The Rarest Full Moon of the Past 19 Years

Rebecca M. Farrar, M.A.
3 min readOct 28, 2020

As if a pandemic, white supremacy, and an upcoming election weren’t spooky enough, 2020 also features a full “blue” moon on Halloween at 7:49 a.m. PT/10:49 a.m. ET. Though what is more unusual than a Blue Moon is having a full moon on Halloween — something to see only every 18–19 years. In all of the 21st century, we will only have six Halloween full moons: 2001, 2020, 2039, 2058, 2077, and 2096. If you combine a blue moon and a full moon on Halloween, it certainly adds extra astrological and witchy intrigue.

While several news outlets reported it has been 76 years since the last full moon on Halloween, this inaccuracy can confusion as with my calculations the last one was on October 31, 2001, at 9:43 p.m. PT. So those in later times zones missed it, though Pacific, Central, and Mountain Times have only waited 19 years.

The modern, more common meaning of blue moon — two full moons in the same calendar month occurs around every 2.7 years. In fact, the current usage of the term “Blue Moon” is relatively new in the past, when a journalist — obviously a man who wasn’t listening — misunderstood the phrase. However, what many don’t know is that there are several different types of blue moons, listed below. So while the phrase “once in a blue moon” means a rare occurrence, depending on the definition it can happen more or less frequently.

Here are the four types of Blue Moons (to my knowledge) with meanings that have evolved over the past century:

1) A seasonal blue moon or four full moons in a season instead of three. Between 1600 and mid-1960s, this was the prevailing definition. That last full moon was considered an added bonus and was determined by the Farmer’s Almanac decided by growing seasons. Farming cycles often use meteorological seasons based on the annual temperature cycle and the 12-month calendar rather than astronomical seasons that focus on the position of the Earth’s tilt in relation to the Sun. A true, Blue Moon much rarer, around every three years, and apparently was misunderstood by a journalist in 1946 and then printed in a scientific magazine. I’m annoyed by this journalism, so I can’t imagine how the interviewee must feel.
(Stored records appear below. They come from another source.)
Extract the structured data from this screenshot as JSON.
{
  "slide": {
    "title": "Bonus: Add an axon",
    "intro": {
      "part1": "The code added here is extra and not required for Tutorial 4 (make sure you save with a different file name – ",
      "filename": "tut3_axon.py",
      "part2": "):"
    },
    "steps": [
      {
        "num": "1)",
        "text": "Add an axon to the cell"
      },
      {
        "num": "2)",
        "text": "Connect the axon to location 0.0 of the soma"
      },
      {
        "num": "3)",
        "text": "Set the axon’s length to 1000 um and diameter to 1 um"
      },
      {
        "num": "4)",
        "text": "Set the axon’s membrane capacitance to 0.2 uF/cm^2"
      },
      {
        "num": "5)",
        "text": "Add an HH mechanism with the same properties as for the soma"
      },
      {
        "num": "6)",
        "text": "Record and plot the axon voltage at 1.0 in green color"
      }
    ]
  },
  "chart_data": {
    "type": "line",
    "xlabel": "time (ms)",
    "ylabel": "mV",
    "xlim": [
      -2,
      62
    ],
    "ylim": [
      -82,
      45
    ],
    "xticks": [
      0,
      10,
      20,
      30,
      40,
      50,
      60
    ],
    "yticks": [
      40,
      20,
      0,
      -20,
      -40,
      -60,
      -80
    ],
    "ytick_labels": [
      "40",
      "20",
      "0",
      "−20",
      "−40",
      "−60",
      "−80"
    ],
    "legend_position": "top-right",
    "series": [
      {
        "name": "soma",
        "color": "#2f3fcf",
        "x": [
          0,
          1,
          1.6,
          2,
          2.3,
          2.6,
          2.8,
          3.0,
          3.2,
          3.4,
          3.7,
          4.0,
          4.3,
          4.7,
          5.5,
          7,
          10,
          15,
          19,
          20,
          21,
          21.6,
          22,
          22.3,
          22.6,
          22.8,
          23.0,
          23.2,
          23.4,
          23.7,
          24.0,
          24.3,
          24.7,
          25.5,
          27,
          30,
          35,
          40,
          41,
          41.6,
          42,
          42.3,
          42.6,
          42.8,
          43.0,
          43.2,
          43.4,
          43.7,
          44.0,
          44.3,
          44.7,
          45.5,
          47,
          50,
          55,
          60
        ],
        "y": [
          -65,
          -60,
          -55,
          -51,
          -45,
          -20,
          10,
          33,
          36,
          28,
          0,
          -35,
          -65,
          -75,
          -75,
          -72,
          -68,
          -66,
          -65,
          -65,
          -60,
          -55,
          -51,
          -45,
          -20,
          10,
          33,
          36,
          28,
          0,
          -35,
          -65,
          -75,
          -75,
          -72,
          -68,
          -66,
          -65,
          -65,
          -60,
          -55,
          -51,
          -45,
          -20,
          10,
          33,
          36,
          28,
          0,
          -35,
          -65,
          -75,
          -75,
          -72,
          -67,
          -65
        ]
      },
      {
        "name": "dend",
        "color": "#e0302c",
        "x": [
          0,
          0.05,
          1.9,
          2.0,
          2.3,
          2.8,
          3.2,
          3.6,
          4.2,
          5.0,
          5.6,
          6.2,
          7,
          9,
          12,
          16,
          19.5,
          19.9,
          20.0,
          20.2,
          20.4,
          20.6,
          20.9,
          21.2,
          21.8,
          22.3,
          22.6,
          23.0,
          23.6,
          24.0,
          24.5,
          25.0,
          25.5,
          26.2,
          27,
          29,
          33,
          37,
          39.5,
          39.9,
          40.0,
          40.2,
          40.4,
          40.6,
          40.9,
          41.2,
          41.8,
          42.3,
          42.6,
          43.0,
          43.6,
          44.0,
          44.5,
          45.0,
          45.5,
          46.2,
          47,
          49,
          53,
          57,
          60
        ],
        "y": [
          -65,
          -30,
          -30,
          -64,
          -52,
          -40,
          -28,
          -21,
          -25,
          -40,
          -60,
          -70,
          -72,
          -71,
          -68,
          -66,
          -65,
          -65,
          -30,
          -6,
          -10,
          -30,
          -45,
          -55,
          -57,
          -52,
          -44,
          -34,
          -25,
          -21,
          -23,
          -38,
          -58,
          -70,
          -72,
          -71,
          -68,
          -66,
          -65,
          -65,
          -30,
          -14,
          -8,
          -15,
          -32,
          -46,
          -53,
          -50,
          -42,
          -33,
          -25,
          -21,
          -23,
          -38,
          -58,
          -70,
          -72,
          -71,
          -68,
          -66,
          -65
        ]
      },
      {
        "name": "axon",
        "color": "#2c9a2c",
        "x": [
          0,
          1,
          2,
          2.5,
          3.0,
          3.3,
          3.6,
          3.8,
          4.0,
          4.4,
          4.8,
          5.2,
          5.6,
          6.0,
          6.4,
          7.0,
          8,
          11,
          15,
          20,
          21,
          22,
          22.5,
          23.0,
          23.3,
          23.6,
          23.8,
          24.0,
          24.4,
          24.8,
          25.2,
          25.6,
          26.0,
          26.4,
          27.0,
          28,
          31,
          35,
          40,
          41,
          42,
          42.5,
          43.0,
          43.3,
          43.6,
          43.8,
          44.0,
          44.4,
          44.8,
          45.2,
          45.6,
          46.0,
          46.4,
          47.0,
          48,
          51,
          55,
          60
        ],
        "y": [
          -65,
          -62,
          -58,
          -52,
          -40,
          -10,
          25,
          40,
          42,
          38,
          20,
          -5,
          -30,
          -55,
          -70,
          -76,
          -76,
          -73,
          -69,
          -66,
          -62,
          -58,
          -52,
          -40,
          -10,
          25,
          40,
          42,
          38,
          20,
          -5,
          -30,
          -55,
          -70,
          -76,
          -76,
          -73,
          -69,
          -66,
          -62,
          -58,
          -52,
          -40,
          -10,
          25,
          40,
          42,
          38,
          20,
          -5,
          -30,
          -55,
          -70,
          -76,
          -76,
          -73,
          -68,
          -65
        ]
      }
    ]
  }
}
According to the traditional meaning of Blue Moon, the most recent one occurred May 19, 2019, and then again next year on August 22, 2021.
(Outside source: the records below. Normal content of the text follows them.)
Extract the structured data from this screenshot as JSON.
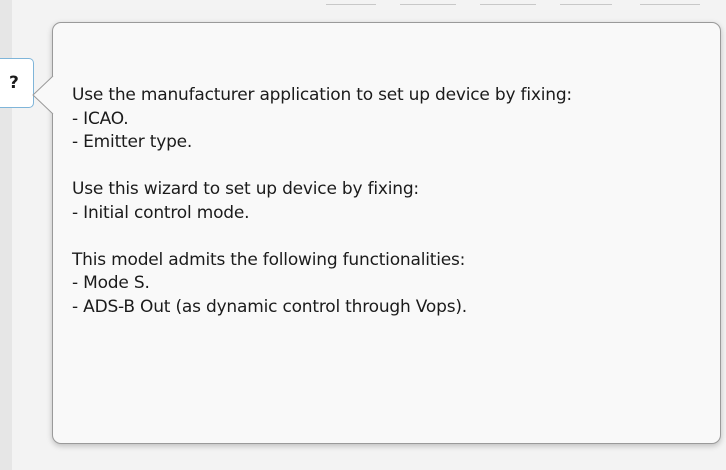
{
  "help_button": {
    "label": "?"
  },
  "tooltip": {
    "sections": [
      {
        "heading": "Use the manufacturer application to set up device by fixing:",
        "items": [
          "- ICAO.",
          "- Emitter type."
        ]
      },
      {
        "heading": "Use this wizard to set up device by fixing:",
        "items": [
          "- Initial control mode."
        ]
      },
      {
        "heading": "This model admits the following functionalities:",
        "items": [
          "- Mode S.",
          "- ADS-B Out (as dynamic control through Vops)."
        ]
      }
    ]
  },
  "colors": {
    "tooltip_background": "#f9f9f9",
    "tooltip_border": "#9a9a9a",
    "help_button_border": "#7fb5d9",
    "text": "#1b1b1b"
  }
}
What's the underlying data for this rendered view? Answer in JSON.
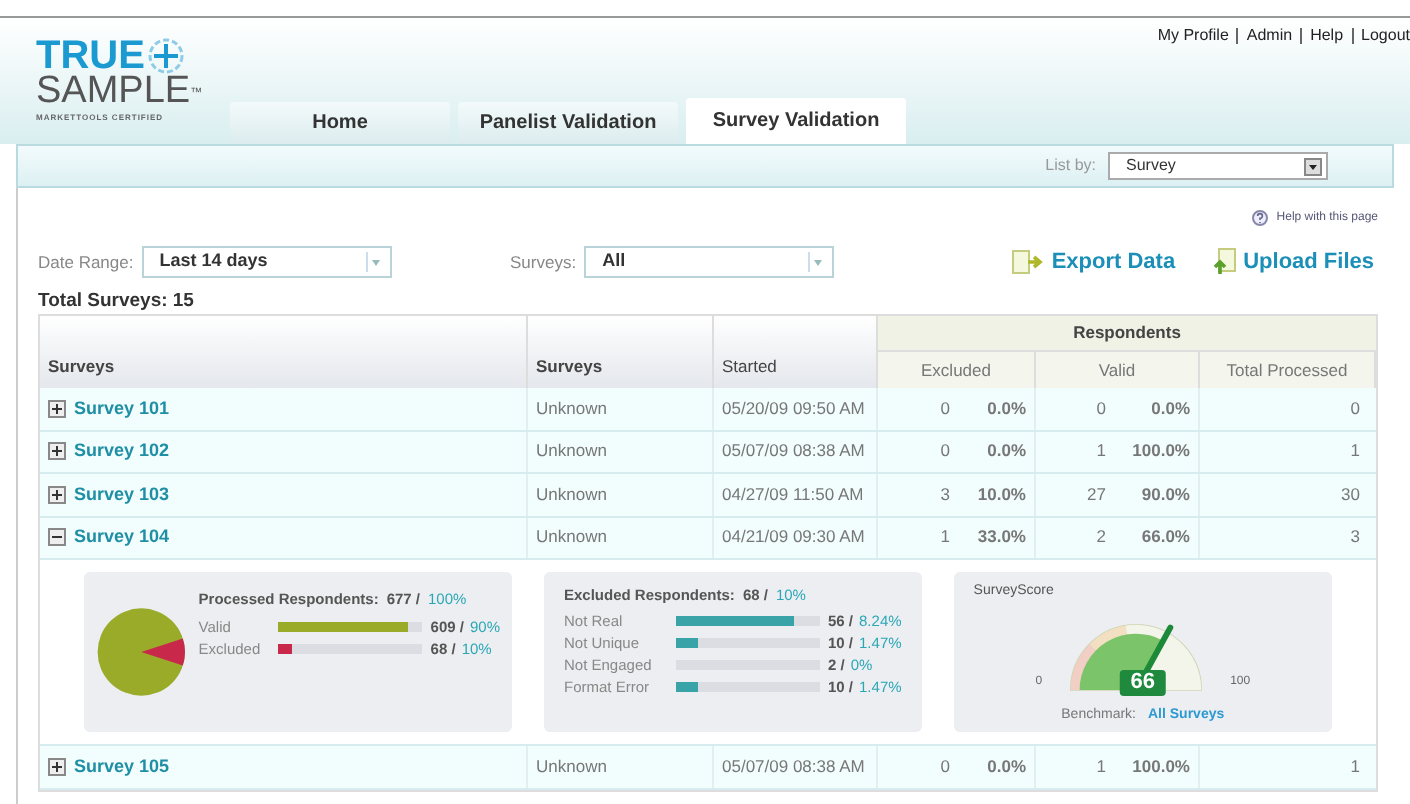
{
  "logo": {
    "line1": "TRUE",
    "line2": "SAMPLE",
    "mark": "™",
    "tagline": "MARKETTOOLS CERTIFIED"
  },
  "top_links": [
    "My Profile",
    "Admin",
    "Help",
    "Logout"
  ],
  "tabs": [
    {
      "label": "Home",
      "selected": false
    },
    {
      "label": "Panelist Validation",
      "selected": false
    },
    {
      "label": "Survey Validation",
      "selected": true
    }
  ],
  "list_by": {
    "label": "List by:",
    "value": "Survey"
  },
  "help_link": "Help with this page",
  "filters": [
    {
      "label": "Date Range:",
      "value": "Last 14 days"
    },
    {
      "label": "Surveys:",
      "value": "All"
    }
  ],
  "actions": [
    {
      "label": "Export Data",
      "kind": "export"
    },
    {
      "label": "Upload Files",
      "kind": "upload"
    }
  ],
  "total": "Total Surveys: 15",
  "table": {
    "columns": [
      "Surveys",
      "Surveys",
      "Started"
    ],
    "group": "Respondents",
    "sub_columns": [
      "Excluded",
      "Valid",
      "Total Processed"
    ],
    "rows": [
      {
        "name": "Survey 101",
        "status": "Unknown",
        "started": "05/20/09 09:50 AM",
        "excluded": "0",
        "excluded_pct": "0.0%",
        "valid": "0",
        "valid_pct": "0.0%",
        "total": "0",
        "expanded": false
      },
      {
        "name": "Survey 102",
        "status": "Unknown",
        "started": "05/07/09 08:38 AM",
        "excluded": "0",
        "excluded_pct": "0.0%",
        "valid": "1",
        "valid_pct": "100.0%",
        "total": "1",
        "expanded": false
      },
      {
        "name": "Survey 103",
        "status": "Unknown",
        "started": "04/27/09 11:50 AM",
        "excluded": "3",
        "excluded_pct": "10.0%",
        "valid": "27",
        "valid_pct": "90.0%",
        "total": "30",
        "expanded": false
      },
      {
        "name": "Survey 104",
        "status": "Unknown",
        "started": "04/21/09 09:30 AM",
        "excluded": "1",
        "excluded_pct": "33.0%",
        "valid": "2",
        "valid_pct": "66.0%",
        "total": "3",
        "expanded": true
      },
      {
        "name": "Survey 105",
        "status": "Unknown",
        "started": "05/07/09 08:38 AM",
        "excluded": "0",
        "excluded_pct": "0.0%",
        "valid": "1",
        "valid_pct": "100.0%",
        "total": "1",
        "expanded": false
      }
    ]
  },
  "detail": {
    "processed": {
      "title": "Processed Respondents:",
      "count": "677 /",
      "pct": "100%",
      "bars": [
        {
          "label": "Valid",
          "count": "609 /",
          "pct": "90%",
          "level": 0.9,
          "color": "#9aab2a"
        },
        {
          "label": "Excluded",
          "count": "68 /",
          "pct": "10%",
          "level": 0.1,
          "color": "#c8284a"
        }
      ]
    },
    "excluded": {
      "title": "Excluded Respondents:",
      "count": "68 /",
      "pct": "10%",
      "bars": [
        {
          "label": "Not Real",
          "count": "56 /",
          "pct": "8.24%",
          "level": 0.82
        },
        {
          "label": "Not Unique",
          "count": "10 /",
          "pct": "1.47%",
          "level": 0.15
        },
        {
          "label": "Not Engaged",
          "count": "2 /",
          "pct": "0%",
          "level": 0.0
        },
        {
          "label": "Format Error",
          "count": "10 /",
          "pct": "1.47%",
          "level": 0.15
        }
      ]
    },
    "score": {
      "title": "SurveyScore",
      "value": "66",
      "min": "0",
      "max": "100",
      "benchmark_label": "Benchmark:",
      "benchmark_link": "All Surveys"
    }
  }
}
Rebecca M. Farrar, M.A.

Enchanted with Earth & Ether | M.A. Philosophy, Cosmology, Consciousness | Archetypal Astrologer & Writer |